Ashdown Forest's landscape is greatly influenced by its underlying geology, which is mostly the sandstone and siltstone of the Ashdown Sands. When these stones combined with a local climate that is generally wetter, cooler and windier than the surrounding area owing to the Forest's elevation, rising from 200 feet (61 m) to over 700 feet (210 m) above sea level, give rise to sandy, largely podzolic soils that are characteristically acid, clay, and nutrient-poor. These poor, infertile soils have favoured the development of heath land, valley mires and damp woodland. These conditions have never favoured cultivation and have been a barrier to agricultural improvement, but they have favoured hunting activities, woodland industries and extractive industries. Climate
Summer is the warmest time and best for walking cycling etc; winter months can be cold and a little damp.
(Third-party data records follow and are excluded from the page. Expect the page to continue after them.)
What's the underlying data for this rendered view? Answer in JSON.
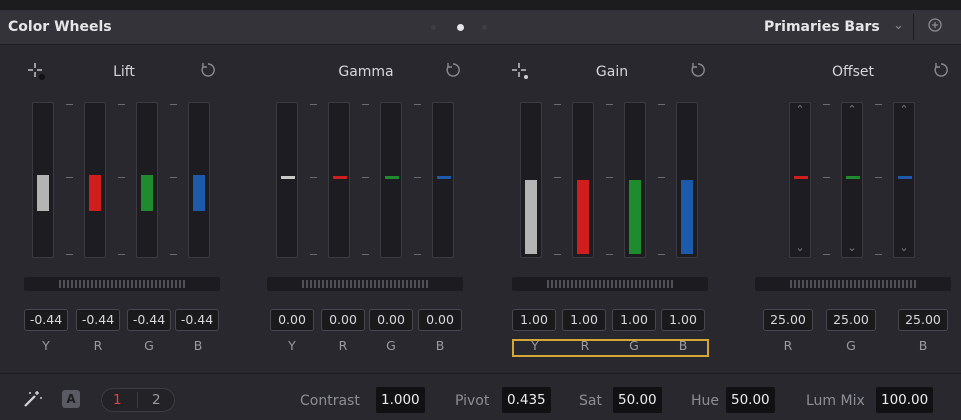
{
  "header": {
    "title": "Color Wheels",
    "mode": "Primaries Bars",
    "mode_chevron": "chevron-down-icon",
    "pager": {
      "pages": 3,
      "active": 2
    }
  },
  "panels": {
    "lift": {
      "title": "Lift",
      "values": [
        "-0.44",
        "-0.44",
        "-0.44",
        "-0.44"
      ],
      "channels": [
        "Y",
        "R",
        "G",
        "B"
      ]
    },
    "gamma": {
      "title": "Gamma",
      "values": [
        "0.00",
        "0.00",
        "0.00",
        "0.00"
      ],
      "channels": [
        "Y",
        "R",
        "G",
        "B"
      ]
    },
    "gain": {
      "title": "Gain",
      "values": [
        "1.00",
        "1.00",
        "1.00",
        "1.00"
      ],
      "channels": [
        "Y",
        "R",
        "G",
        "B"
      ]
    },
    "offset": {
      "title": "Offset",
      "values": [
        "25.00",
        "25.00",
        "25.00"
      ],
      "channels": [
        "R",
        "G",
        "B"
      ]
    }
  },
  "bar_colors": {
    "Y": "#b4b4b4",
    "R": "#d01e1e",
    "G": "#1e8c2e",
    "B": "#1e5aaa"
  },
  "footer": {
    "badge": "A",
    "page1": "1",
    "page2": "2",
    "contrast_label": "Contrast",
    "contrast_value": "1.000",
    "pivot_label": "Pivot",
    "pivot_value": "0.435",
    "sat_label": "Sat",
    "sat_value": "50.00",
    "hue_label": "Hue",
    "hue_value": "50.00",
    "lummix_label": "Lum Mix",
    "lummix_value": "100.00"
  }
}
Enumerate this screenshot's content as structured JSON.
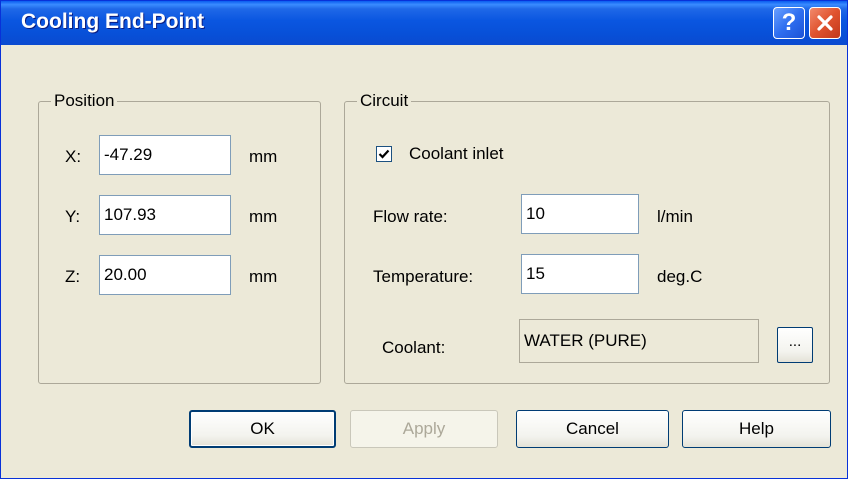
{
  "window": {
    "title": "Cooling End-Point",
    "help_glyph": "?"
  },
  "position": {
    "group_label": "Position",
    "x": {
      "label": "X:",
      "value": "-47.29",
      "unit": "mm"
    },
    "y": {
      "label": "Y:",
      "value": "107.93",
      "unit": "mm"
    },
    "z": {
      "label": "Z:",
      "value": "20.00",
      "unit": "mm"
    }
  },
  "circuit": {
    "group_label": "Circuit",
    "coolant_inlet": {
      "label": "Coolant inlet",
      "checked": true
    },
    "flow_rate": {
      "label": "Flow rate:",
      "value": "10",
      "unit": "l/min"
    },
    "temperature": {
      "label": "Temperature:",
      "value": "15",
      "unit": "deg.C"
    },
    "coolant": {
      "label": "Coolant:",
      "value": "WATER (PURE)",
      "browse_label": "..."
    }
  },
  "buttons": {
    "ok": "OK",
    "apply": "Apply",
    "cancel": "Cancel",
    "help": "Help"
  },
  "colors": {
    "title_bar": "#0a56e0",
    "dialog_bg": "#ece9d8",
    "close_button": "#e0532f",
    "input_border": "#7f9db9"
  },
  "icons": {
    "help": "question-mark-icon",
    "close": "close-x-icon",
    "check": "checkmark-icon"
  }
}
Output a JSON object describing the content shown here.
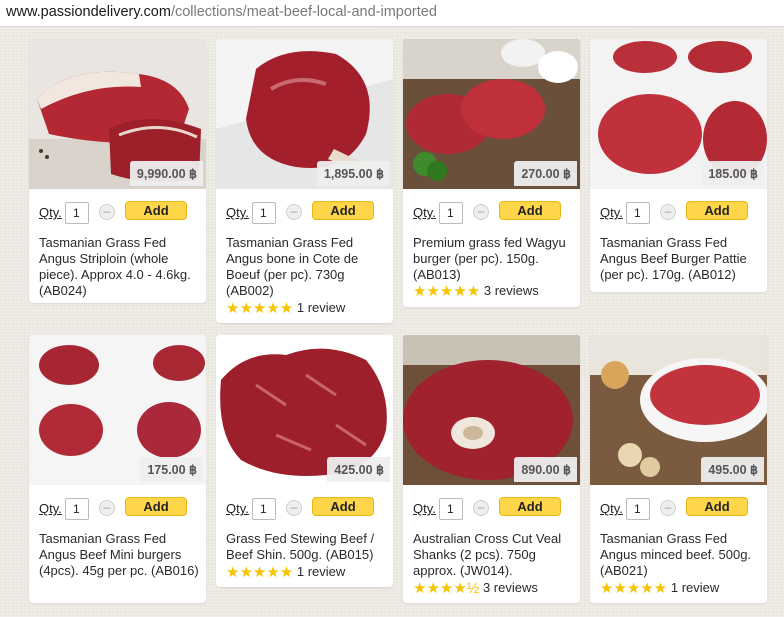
{
  "address_bar": {
    "host": "www.passiondelivery.com",
    "path": "/collections/meat-beef-local-and-imported"
  },
  "labels": {
    "qty": "Qty.",
    "add": "Add",
    "minus": "–"
  },
  "products": [
    {
      "price": "9,990.00 ฿",
      "qty": "1",
      "title": "Tasmanian Grass Fed Angus Striploin (whole piece). Approx 4.0 - 4.6kg. (AB024)",
      "stars": "",
      "reviews": ""
    },
    {
      "price": "1,895.00 ฿",
      "qty": "1",
      "title": "Tasmanian Grass Fed Angus bone in Cote de Boeuf (per pc). 730g (AB002)",
      "stars": "★★★★★",
      "reviews": "1 review"
    },
    {
      "price": "270.00 ฿",
      "qty": "1",
      "title": "Premium grass fed Wagyu burger (per pc). 150g. (AB013)",
      "stars": "★★★★★",
      "reviews": "3 reviews"
    },
    {
      "price": "185.00 ฿",
      "qty": "1",
      "title": "Tasmanian Grass Fed Angus Beef Burger Pattie (per pc). 170g. (AB012)",
      "stars": "",
      "reviews": ""
    },
    {
      "price": "175.00 ฿",
      "qty": "1",
      "title": "Tasmanian Grass Fed Angus Beef Mini burgers (4pcs). 45g per pc. (AB016)",
      "stars": "",
      "reviews": ""
    },
    {
      "price": "425.00 ฿",
      "qty": "1",
      "title": "Grass Fed Stewing Beef / Beef Shin. 500g. (AB015)",
      "stars": "★★★★★",
      "reviews": "1 review"
    },
    {
      "price": "890.00 ฿",
      "qty": "1",
      "title": "Australian Cross Cut Veal Shanks (2 pcs). 750g approx. (JW014).",
      "stars": "★★★★½",
      "reviews": "3 reviews"
    },
    {
      "price": "495.00 ฿",
      "qty": "1",
      "title": "Tasmanian Grass Fed Angus minced beef. 500g. (AB021)",
      "stars": "★★★★★",
      "reviews": "1 review"
    }
  ],
  "colors": {
    "add_button": "#ffd64a",
    "stars": "#f5c400",
    "meat": "#a3202c"
  }
}
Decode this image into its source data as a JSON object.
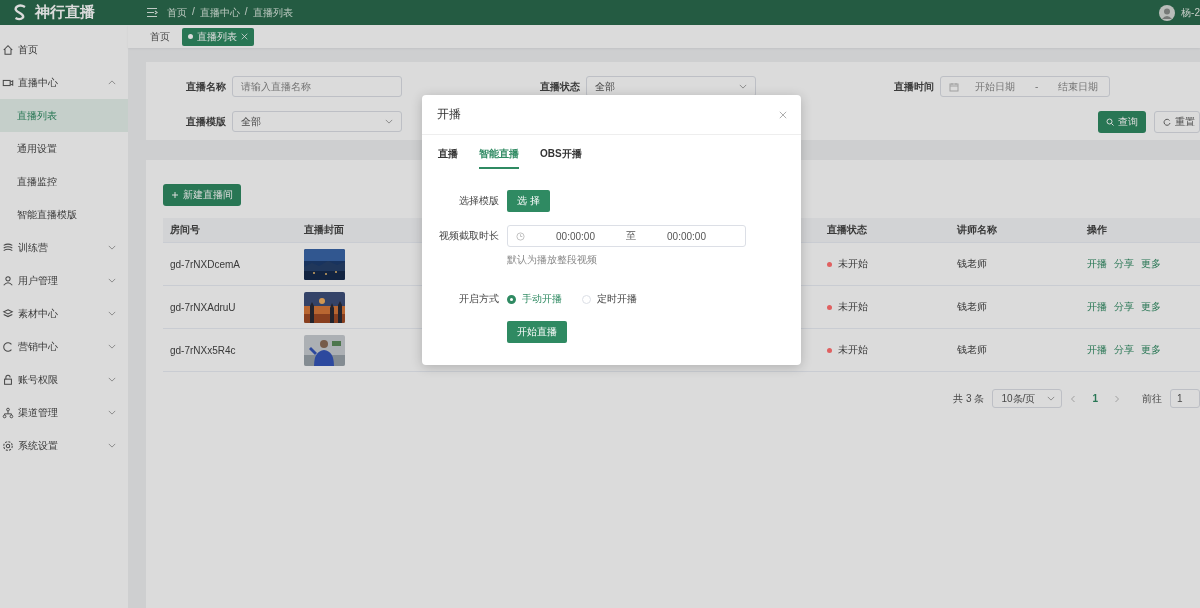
{
  "app": {
    "logo": "神行直播"
  },
  "breadcrumb": [
    "首页",
    "直播中心",
    "直播列表"
  ],
  "breadcrumb_separator": "/",
  "user": {
    "name": "杨-2"
  },
  "tags": [
    {
      "label": "首页",
      "selected": false
    },
    {
      "label": "直播列表",
      "selected": true
    }
  ],
  "sidebar": {
    "items": [
      {
        "label": "首页",
        "kind": "link",
        "selected": false
      },
      {
        "label": "直播中心",
        "kind": "group",
        "expanded": true,
        "children": [
          {
            "label": "直播列表",
            "selected": true
          },
          {
            "label": "通用设置",
            "selected": false
          },
          {
            "label": "直播监控",
            "selected": false
          },
          {
            "label": "智能直播模版",
            "selected": false
          }
        ]
      },
      {
        "label": "训练营",
        "kind": "group",
        "expanded": false
      },
      {
        "label": "用户管理",
        "kind": "group",
        "expanded": false
      },
      {
        "label": "素材中心",
        "kind": "group",
        "expanded": false
      },
      {
        "label": "营销中心",
        "kind": "group",
        "expanded": false
      },
      {
        "label": "账号权限",
        "kind": "group",
        "expanded": false
      },
      {
        "label": "渠道管理",
        "kind": "group",
        "expanded": false
      },
      {
        "label": "系统设置",
        "kind": "group",
        "expanded": false
      }
    ]
  },
  "filters": [
    {
      "label": "直播名称",
      "kind": "input",
      "placeholder": "请输入直播名称"
    },
    {
      "label": "直播状态",
      "kind": "select",
      "value": "全部"
    },
    {
      "label": "直播时间",
      "kind": "daterange",
      "start_placeholder": "开始日期",
      "separator": "-",
      "end_placeholder": "结束日期"
    },
    {
      "label": "直播模版",
      "kind": "select",
      "value": "全部"
    }
  ],
  "search_button": "查询",
  "reset_button": "重置",
  "table": {
    "new_button": "新建直播间",
    "columns": [
      "房间号",
      "直播封面",
      "直播状态",
      "讲师名称",
      "操作"
    ],
    "rows": [
      {
        "room": "gd-7rNXDcemA",
        "cover": {
          "kind": "picture"
        },
        "status": "未开始",
        "color": "#e06060",
        "teacher": "钱老师",
        "actions": [
          "开播",
          "分享",
          "更多"
        ]
      },
      {
        "room": "gd-7rNXAdruU",
        "cover": {
          "kind": "picture"
        },
        "status": "未开始",
        "color": "#e06060",
        "teacher": "钱老师",
        "actions": [
          "开播",
          "分享",
          "更多"
        ]
      },
      {
        "room": "gd-7rNXx5R4c",
        "cover": {
          "kind": "picture"
        },
        "status": "未开始",
        "color": "#e06060",
        "teacher": "钱老师",
        "actions": [
          "开播",
          "分享",
          "更多"
        ]
      }
    ]
  },
  "pagination": {
    "total": "共 3 条",
    "page_size": "10条/页",
    "pages": [
      {
        "label": "1",
        "selected": true
      }
    ],
    "goto_label": "前往",
    "goto_value": "1"
  },
  "modal": {
    "title": "开播",
    "tabs": [
      {
        "label": "直播",
        "selected": false
      },
      {
        "label": "智能直播",
        "selected": true
      },
      {
        "label": "OBS开播",
        "selected": false
      }
    ],
    "template_label": "选择模版",
    "template_button": "选 择",
    "duration_label": "视频截取时长",
    "duration_start": "00:00:00",
    "duration_separator": "至",
    "duration_end": "00:00:00",
    "duration_hint": "默认为播放整段视频",
    "mode_label": "开启方式",
    "mode_options": [
      {
        "label": "手动开播",
        "selected": true
      },
      {
        "label": "定时开播",
        "selected": false
      }
    ],
    "submit_button": "开始直播"
  }
}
It is advisable to take a light coat if the weather looks a bit iffy, just to keep you dry if anything; when the wind blows it can get quite cold on the ridges, however most of the valleys and copses provide enough shelter. Average climate in winter as follows Temperature
Throughout the month of November daytime temperatures will generally reach highs of around 11°C. At night the average minimum temperature drops down to around 4°C.In recent times the highest recorded temperature in November has been 18°C, with the lowest recorded temperature -8°C. Precipitation
The average monthly amount of precipitation has been recorded at around 67 mm. Throughout the month you can expect to see rain or drizzle falling on 20 days of the month. Wind
The average daily wind speed in November has been around about 7 mph. In recent years the maximum sustained wind speed has reached around 32 mph. Vegetation
Heathland is defined by characteristics such as vegetation dominated by plants of the Ericaceae (heathers) family, few trees and sandy acidic soils. Heathland is a "plagio climax" vegetation type. This simply means that it originated through, and is maintained by some human activity. If that activity should increase then the plagio climax vegetation will progress towards a true climax vegetation. In Ashdown Forest there are plants such as heather, dwarf gorses and cross-leaved heath, some areas of scattered trees and scrub, areas of bare ground, gorse, wet heaths, bogs and open water. Heathland supports numerous species the most common being invertebrates such silver-studded blue butterflies, the raft spider (UK’s largest spider) and bog bush crickets. It is also home to the adder (Britain's only poisonous snake) and lizards. Land use
Man has lived and worked in Ashdown Forest for 5,000 years, with Iron working during the Roman Period and Saxon Farming, however the forest took on its role as an area of enjoyment in the 11th century, when it was...